• _EXERCISE DATA_:

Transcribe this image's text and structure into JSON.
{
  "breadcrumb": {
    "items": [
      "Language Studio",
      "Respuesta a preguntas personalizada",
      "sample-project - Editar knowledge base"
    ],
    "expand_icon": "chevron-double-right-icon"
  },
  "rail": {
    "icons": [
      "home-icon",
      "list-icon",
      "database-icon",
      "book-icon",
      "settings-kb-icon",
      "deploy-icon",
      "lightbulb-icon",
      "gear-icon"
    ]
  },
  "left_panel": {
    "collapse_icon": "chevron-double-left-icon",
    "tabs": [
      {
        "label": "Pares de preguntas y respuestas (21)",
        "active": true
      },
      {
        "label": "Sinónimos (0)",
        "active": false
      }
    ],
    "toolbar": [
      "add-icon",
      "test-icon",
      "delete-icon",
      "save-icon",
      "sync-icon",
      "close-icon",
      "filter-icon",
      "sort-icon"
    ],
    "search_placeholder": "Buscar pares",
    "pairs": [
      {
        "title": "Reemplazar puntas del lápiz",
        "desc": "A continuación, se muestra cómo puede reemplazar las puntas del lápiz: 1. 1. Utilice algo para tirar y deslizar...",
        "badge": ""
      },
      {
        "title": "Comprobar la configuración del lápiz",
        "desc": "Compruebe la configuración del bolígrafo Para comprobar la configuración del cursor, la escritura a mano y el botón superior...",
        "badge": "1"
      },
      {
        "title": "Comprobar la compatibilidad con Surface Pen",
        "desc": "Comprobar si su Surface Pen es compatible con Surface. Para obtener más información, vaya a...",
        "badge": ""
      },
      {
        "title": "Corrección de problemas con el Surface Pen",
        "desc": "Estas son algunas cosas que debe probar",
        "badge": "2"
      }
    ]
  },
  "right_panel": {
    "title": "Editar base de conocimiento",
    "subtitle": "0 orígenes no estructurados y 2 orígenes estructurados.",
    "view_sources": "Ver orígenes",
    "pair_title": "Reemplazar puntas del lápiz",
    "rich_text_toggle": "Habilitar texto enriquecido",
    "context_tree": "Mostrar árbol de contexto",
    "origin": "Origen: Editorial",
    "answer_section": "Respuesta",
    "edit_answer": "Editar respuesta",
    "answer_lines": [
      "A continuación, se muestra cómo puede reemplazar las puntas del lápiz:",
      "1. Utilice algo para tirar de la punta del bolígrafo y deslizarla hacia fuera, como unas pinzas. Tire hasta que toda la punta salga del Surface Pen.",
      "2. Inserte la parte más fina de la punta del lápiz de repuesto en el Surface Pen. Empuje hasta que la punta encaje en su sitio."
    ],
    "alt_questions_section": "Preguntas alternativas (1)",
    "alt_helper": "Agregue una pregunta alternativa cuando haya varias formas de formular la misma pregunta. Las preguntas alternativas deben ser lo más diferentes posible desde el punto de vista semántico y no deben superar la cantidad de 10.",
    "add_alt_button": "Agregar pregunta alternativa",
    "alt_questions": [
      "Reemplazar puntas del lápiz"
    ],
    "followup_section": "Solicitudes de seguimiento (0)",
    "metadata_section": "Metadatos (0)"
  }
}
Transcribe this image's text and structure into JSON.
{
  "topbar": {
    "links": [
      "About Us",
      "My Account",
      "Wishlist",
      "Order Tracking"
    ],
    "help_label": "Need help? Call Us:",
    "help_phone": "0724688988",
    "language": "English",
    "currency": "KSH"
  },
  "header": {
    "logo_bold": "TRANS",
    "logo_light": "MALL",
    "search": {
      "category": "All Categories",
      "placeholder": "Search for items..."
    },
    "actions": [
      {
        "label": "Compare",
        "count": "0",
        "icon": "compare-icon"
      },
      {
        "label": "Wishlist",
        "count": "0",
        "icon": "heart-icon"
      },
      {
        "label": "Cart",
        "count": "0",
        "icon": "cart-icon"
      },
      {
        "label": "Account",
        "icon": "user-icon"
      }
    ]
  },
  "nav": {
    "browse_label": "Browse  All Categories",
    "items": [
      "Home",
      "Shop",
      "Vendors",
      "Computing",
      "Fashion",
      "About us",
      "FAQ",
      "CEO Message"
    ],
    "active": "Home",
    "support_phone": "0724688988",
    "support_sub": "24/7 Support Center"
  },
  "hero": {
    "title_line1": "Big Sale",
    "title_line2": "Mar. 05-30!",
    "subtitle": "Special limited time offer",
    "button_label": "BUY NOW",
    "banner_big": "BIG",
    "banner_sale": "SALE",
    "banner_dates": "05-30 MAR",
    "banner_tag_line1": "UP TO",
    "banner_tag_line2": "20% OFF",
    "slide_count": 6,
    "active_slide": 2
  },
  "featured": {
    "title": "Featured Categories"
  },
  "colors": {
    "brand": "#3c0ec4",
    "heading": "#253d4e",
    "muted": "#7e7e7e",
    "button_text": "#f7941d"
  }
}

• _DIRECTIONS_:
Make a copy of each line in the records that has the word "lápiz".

• _RESULT OF THE TASK_:
        "title": "Reemplazar puntas del lápiz",
        "desc": "A continuación, se muestra cómo puede reemplazar las puntas del lápiz: 1. 1. Utilice algo para tirar y deslizar...",
        "title": "Comprobar la configuración del lápiz",
    "pair_title": "Reemplazar puntas del lápiz",
      "A continuación, se muestra cómo puede reemplazar las puntas del lápiz:",
      "2. Inserte la parte más fina de la punta del lápiz de repuesto en el Surface Pen. Empuje hasta que la punta encaje en su sitio."
      "Reemplazar puntas del lápiz"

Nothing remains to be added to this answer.